● Data shown
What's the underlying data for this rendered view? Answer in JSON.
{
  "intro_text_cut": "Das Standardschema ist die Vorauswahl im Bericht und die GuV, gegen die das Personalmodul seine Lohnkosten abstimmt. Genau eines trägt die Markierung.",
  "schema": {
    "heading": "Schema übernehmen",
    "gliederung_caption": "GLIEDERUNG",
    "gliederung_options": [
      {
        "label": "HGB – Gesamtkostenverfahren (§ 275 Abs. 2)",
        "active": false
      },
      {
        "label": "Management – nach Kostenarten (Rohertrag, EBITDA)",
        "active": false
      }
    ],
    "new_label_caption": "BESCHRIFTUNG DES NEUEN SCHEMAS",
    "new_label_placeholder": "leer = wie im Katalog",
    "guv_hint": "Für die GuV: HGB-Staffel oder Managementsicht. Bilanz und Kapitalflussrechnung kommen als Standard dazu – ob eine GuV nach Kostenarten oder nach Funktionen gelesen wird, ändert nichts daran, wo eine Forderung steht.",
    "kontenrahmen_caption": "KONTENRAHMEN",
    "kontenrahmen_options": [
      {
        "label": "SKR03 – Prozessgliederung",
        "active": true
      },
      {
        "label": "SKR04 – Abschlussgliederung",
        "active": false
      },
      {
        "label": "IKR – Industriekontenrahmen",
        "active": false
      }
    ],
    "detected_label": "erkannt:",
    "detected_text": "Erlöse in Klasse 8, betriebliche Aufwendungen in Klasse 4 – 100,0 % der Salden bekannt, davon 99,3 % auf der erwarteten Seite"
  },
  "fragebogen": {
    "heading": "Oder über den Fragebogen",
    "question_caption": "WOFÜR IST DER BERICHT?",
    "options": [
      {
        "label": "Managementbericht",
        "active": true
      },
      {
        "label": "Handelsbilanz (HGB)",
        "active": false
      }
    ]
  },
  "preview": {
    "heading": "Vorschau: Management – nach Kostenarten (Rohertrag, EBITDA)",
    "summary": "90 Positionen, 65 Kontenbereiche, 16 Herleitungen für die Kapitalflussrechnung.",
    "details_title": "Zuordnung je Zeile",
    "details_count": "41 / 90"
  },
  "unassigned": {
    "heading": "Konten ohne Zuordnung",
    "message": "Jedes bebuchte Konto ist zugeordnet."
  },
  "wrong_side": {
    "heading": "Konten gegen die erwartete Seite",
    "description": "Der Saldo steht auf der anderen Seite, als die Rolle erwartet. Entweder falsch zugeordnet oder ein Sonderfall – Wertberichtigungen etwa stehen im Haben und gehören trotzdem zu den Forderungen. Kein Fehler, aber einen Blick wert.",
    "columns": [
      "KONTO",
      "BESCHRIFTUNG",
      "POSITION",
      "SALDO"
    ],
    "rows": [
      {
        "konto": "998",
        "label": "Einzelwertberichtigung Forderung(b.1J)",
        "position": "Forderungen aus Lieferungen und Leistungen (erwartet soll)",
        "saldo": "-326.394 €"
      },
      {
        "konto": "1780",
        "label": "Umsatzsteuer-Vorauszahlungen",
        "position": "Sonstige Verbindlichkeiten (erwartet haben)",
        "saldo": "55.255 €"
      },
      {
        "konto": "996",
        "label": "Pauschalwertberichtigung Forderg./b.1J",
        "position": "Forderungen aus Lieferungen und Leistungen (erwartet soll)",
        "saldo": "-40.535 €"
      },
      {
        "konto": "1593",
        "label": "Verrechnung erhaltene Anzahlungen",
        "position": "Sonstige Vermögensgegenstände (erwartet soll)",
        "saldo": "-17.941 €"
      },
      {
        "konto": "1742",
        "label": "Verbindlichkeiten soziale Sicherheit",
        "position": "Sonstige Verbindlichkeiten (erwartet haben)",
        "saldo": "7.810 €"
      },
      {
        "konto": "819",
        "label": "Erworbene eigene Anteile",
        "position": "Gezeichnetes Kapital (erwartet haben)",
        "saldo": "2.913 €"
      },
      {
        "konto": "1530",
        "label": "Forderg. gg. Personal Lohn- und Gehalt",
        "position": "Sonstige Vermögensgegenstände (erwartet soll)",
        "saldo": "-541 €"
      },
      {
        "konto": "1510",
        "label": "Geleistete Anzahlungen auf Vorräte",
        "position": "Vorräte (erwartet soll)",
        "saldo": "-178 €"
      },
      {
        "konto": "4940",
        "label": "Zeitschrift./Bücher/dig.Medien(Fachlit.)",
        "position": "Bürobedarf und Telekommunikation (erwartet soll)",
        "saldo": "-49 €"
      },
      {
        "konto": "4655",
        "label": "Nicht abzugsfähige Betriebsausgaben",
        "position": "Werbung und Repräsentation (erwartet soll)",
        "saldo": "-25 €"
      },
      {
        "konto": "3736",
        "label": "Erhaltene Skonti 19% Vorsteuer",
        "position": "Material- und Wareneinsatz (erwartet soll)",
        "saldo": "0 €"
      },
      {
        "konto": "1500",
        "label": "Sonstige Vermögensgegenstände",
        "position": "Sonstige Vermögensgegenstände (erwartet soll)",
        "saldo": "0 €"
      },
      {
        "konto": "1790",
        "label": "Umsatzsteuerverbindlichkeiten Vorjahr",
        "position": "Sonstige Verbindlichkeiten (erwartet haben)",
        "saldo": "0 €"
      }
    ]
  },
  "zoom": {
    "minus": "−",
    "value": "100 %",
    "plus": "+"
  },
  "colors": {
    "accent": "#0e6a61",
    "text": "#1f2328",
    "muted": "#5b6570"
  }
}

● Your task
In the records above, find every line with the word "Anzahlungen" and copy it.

● Solution
        "label": "Verrechnung erhaltene Anzahlungen",
        "label": "Geleistete Anzahlungen auf Vorräte",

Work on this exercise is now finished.